The pilot reported that, while en route, he applied left rudder to stay coordinated and that he alternated his left and right legs due to muscle fatigue. He added that, during landing at the destination airport, the approach was stabilized and “felt normal” with the flaps set at 100%. During the landing flare, he used “very little rudder” to maintain centerline, and about 1 to 2 ft above the ground, the airplane suddenly yawed left about 30Â° to 45Â°. He added that there was not enough right rudder to maintain the airplane parallel with the runway, so he decided to go around. He applied power, and the airplane then yawed violently left and impacted the ground, exited the runway to the left, and came to rest in the grass left of a parallel taxiway.
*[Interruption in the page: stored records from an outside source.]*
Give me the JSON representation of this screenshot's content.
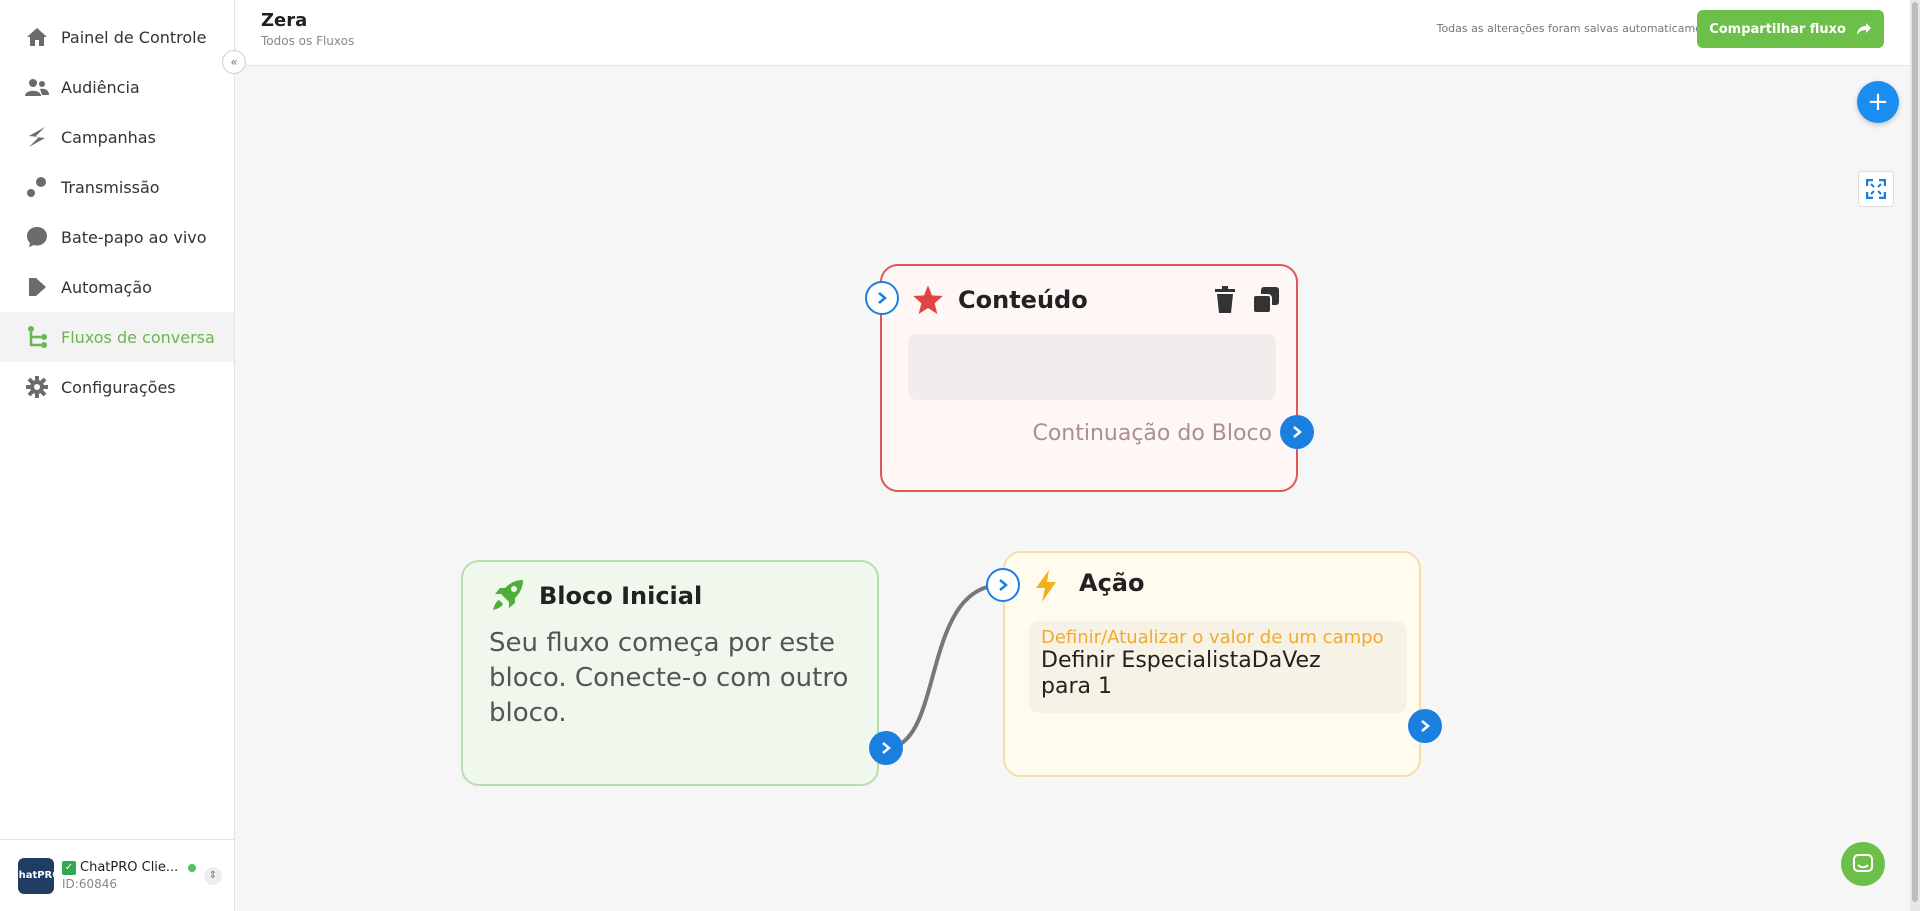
{
  "sidebar": {
    "items": [
      {
        "label": "Painel de Controle",
        "icon": "home-icon"
      },
      {
        "label": "Audiência",
        "icon": "users-icon"
      },
      {
        "label": "Campanhas",
        "icon": "campaign-icon"
      },
      {
        "label": "Transmissão",
        "icon": "broadcast-icon"
      },
      {
        "label": "Bate-papo ao vivo",
        "icon": "chat-bubble-icon"
      },
      {
        "label": "Automação",
        "icon": "automation-icon"
      },
      {
        "label": "Fluxos de conversa",
        "icon": "flow-icon",
        "active": true
      },
      {
        "label": "Configurações",
        "icon": "gear-icon"
      }
    ],
    "account": {
      "name": "ChatPRO Clie...",
      "id_text": "ID:60846",
      "logo_text": "ChatPRO"
    }
  },
  "header": {
    "title": "Zera",
    "breadcrumb": "Todos os Fluxos",
    "autosave": "Todas as alterações foram salvas automaticamente",
    "share_label": "Compartilhar fluxo"
  },
  "blocks": {
    "content": {
      "title": "Conteúdo",
      "continuation": "Continuação do Bloco"
    },
    "start": {
      "title": "Bloco Inicial",
      "description": "Seu fluxo começa por este bloco. Conecte-o com outro bloco."
    },
    "action": {
      "title": "Ação",
      "action_type": "Definir/Atualizar o valor de um campo",
      "action_line1": "Definir EspecialistaDaVez",
      "action_line2": "para 1"
    }
  },
  "colors": {
    "accent_green": "#6cc04a",
    "port_blue": "#1b7fe0",
    "content_border": "#e05555",
    "start_border": "#b7dfac",
    "action_border": "#f6deaa",
    "action_label": "#f2a92e"
  }
}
The airplane sustained substantial damage to the fuselage.
The owner provided flight data from the accident flight. Examination of the data revealed that, within 25 seconds of the accident, the airplane descended from 782 to 619 ft mean sea level (msl) with the descent rate peaking around 1,019 ft per minute and the indicated airspeed decreasing from 86 to 60 knots. About 2 seconds before the accident, the pitch attitude peaked at 7Â° with a left roll of 16Â°. The airport elevation was about 638 ft msl.
The airplane was also equipped with a crash-hardened recoverable data module (RDM). Examination of the data recovered from the RDM revealed that the airplane veered left, the power and pitch were momentarily increased, and the stall warning horn was on.
The airplane manufacturer’s recommended landing approach speed with flaps set to 100% was 80 to 85 knots. The aerodynamic stall speed at maximum gross weight was about 60 knots.
The pilot reported that the wind was light and variable and not gusting. The RDM data revealed that the wind was from 359Â° at 5 knots. The pilot was landing the airplane on runway 19L.
The Federal Aviation Administration inspector reported that he examined the airplane and verified rudder control continuity and noted that “everything was intact.”
Probable cause(s): The pilot’s failure to maintain a stabilized approach with a tailwind and his subsequent failure to maintain yaw control during an attempted go-around.
NOTE: The report republished here is from the NTSB and is printed verbatim and in its complete form.